What Interest You Must Have to Be Allowed to Participate In a Legal Proceeding ?

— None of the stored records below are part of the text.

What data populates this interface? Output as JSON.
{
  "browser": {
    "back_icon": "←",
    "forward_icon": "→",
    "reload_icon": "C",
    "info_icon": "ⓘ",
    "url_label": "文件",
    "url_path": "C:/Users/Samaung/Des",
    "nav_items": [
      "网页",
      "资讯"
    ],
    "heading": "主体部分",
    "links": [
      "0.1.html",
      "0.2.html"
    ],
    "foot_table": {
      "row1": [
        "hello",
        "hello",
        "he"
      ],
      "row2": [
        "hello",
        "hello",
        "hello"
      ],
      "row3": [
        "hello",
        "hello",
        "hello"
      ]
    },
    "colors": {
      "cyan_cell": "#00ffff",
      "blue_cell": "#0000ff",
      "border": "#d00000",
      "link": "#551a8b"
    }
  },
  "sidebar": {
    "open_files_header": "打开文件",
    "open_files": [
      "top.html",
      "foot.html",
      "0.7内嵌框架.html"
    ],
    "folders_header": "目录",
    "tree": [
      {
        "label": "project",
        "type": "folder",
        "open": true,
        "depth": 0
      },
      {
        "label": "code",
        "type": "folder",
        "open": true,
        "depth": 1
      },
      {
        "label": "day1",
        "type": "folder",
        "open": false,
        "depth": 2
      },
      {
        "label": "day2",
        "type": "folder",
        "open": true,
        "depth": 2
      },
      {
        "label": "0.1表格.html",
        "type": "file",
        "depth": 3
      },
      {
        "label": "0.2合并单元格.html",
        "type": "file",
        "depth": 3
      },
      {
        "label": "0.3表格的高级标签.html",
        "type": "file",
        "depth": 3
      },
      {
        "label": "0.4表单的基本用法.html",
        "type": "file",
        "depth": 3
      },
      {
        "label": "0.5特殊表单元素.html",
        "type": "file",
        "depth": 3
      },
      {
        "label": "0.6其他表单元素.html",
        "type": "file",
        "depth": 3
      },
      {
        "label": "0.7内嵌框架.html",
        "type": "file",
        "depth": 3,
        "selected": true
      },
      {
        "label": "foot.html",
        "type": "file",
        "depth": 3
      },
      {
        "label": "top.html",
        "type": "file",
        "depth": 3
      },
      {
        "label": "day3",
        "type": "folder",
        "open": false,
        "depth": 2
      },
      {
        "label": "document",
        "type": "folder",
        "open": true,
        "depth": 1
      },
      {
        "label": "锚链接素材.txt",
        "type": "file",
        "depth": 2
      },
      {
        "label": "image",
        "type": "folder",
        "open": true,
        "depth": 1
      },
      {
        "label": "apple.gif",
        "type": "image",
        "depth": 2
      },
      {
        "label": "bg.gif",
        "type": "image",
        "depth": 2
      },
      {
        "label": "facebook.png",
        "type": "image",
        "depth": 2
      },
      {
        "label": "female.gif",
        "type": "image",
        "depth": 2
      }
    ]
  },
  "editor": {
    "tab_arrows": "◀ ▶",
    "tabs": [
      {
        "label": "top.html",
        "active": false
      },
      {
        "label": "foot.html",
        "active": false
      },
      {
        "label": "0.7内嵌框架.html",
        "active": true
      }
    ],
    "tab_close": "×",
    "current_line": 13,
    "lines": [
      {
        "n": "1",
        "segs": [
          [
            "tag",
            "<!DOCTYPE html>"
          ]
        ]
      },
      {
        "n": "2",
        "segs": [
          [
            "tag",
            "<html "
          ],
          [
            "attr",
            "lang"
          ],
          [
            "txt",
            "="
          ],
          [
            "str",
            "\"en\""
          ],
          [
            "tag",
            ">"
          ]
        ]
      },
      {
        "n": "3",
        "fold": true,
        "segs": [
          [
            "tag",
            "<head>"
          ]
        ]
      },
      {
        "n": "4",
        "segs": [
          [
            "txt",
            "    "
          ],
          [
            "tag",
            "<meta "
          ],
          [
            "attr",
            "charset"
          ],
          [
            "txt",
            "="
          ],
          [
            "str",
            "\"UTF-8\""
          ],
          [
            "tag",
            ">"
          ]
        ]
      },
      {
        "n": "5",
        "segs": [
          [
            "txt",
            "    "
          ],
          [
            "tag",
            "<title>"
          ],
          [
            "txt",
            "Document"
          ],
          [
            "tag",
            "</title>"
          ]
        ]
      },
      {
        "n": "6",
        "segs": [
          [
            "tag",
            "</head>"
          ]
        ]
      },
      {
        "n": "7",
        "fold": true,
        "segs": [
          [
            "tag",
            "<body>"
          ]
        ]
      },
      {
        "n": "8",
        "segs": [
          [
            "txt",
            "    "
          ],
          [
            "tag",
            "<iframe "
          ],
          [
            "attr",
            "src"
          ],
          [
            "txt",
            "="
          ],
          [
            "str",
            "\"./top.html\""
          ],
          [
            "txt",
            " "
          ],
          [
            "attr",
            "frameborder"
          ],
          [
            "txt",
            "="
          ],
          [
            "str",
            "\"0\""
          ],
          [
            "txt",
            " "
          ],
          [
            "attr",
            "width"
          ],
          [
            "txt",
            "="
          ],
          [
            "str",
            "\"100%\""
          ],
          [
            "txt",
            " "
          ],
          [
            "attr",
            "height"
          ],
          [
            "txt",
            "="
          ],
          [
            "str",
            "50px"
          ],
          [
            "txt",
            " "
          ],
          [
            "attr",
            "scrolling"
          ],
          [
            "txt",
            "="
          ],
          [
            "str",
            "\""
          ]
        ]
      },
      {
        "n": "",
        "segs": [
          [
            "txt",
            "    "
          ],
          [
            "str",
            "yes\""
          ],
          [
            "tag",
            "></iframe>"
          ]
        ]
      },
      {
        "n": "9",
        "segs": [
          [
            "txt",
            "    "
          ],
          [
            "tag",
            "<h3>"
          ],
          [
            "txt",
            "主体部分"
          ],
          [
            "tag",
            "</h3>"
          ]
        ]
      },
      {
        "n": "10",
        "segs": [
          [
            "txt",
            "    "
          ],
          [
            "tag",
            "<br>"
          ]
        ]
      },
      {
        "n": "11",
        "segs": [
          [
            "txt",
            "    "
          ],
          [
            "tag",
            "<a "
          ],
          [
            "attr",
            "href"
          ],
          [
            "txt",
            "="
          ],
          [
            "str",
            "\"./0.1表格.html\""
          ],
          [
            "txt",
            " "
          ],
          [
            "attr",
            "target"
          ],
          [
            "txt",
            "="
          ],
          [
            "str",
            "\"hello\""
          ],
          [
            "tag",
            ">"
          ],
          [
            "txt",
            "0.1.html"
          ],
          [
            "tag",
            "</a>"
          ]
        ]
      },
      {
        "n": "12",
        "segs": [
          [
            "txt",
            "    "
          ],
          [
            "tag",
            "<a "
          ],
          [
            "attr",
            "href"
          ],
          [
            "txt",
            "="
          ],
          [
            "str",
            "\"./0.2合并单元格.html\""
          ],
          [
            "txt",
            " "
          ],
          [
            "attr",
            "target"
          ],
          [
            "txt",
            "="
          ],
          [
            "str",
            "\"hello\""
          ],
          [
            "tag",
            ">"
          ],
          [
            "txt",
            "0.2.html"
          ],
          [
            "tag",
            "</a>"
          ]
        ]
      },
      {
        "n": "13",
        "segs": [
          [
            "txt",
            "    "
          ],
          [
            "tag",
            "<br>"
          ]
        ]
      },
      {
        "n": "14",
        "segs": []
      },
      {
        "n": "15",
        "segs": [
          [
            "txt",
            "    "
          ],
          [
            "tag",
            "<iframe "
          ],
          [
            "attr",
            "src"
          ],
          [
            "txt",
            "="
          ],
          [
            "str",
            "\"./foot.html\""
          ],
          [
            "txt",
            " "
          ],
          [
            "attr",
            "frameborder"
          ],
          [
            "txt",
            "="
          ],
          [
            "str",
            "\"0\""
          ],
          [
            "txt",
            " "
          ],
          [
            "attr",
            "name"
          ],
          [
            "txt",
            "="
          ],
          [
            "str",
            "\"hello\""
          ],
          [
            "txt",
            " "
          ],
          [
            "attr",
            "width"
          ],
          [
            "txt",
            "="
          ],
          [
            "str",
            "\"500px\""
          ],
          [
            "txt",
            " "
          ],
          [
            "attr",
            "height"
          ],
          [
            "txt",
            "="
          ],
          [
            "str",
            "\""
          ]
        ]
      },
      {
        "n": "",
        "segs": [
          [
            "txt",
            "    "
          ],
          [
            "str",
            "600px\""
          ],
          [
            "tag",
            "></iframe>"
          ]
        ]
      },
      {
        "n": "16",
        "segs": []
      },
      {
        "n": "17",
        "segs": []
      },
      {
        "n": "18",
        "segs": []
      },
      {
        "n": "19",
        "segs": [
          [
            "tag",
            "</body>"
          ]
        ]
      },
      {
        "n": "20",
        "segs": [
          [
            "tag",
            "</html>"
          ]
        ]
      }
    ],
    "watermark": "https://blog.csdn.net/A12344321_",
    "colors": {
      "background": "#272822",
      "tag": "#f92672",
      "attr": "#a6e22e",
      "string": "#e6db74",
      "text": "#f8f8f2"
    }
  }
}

In Maillie v. Greater Delaware Valley Health Care, Inc., 156 Pa. Commw. 582, 628 A.2d 528 (Pa. Cmwlth. 1993), the Court addressed what interest a party must have to be entitled to participate in a proceeding. Citing William Penn Parking Garage, Inc. v. City of Pittsburgh, 464 Pa. 168, 346 A.2d 269 (1975), the Court explained: "The test for standing is that a party must have a direct interest in the subject matter of the litigation, which must be substantial and immediate, rather than a remote consequence of the judgment." Id. at 532. "A person who is not adversely affected in any way by the matter he seeks to challenge is not 'aggrieved' thereby and has no standing to obtain a judicial resolution of this challenge. Id. at 192, 346 A.2d at 280 A party 'must show a sufficiently close causal connection between the challenged action and the asserted injury to qualify the interest as 'immediate' rather than 'remote.' Id. at 202, 346 A.2d at 286." Maillie, 628 A.2d at 532. In Maillie, the Court held that subscribers of an HMO did not have standing to bring a class action against the HMO's directors who allegedly used their positions to become unjustly enriched by converting the HMO from a non-profit to a for-profit corporation and then purchasing it for insufficient consideration and reselling it for profit. Noting that there was no evidence that any class member suffered any harm, let alone immediate harm, we stated that just because there was an allegation that the defendants might have been unjustly enriched, it was not a linking factor between the class and its health insurance coverage - "the only benefit to which the class was entitled." Id. at 592.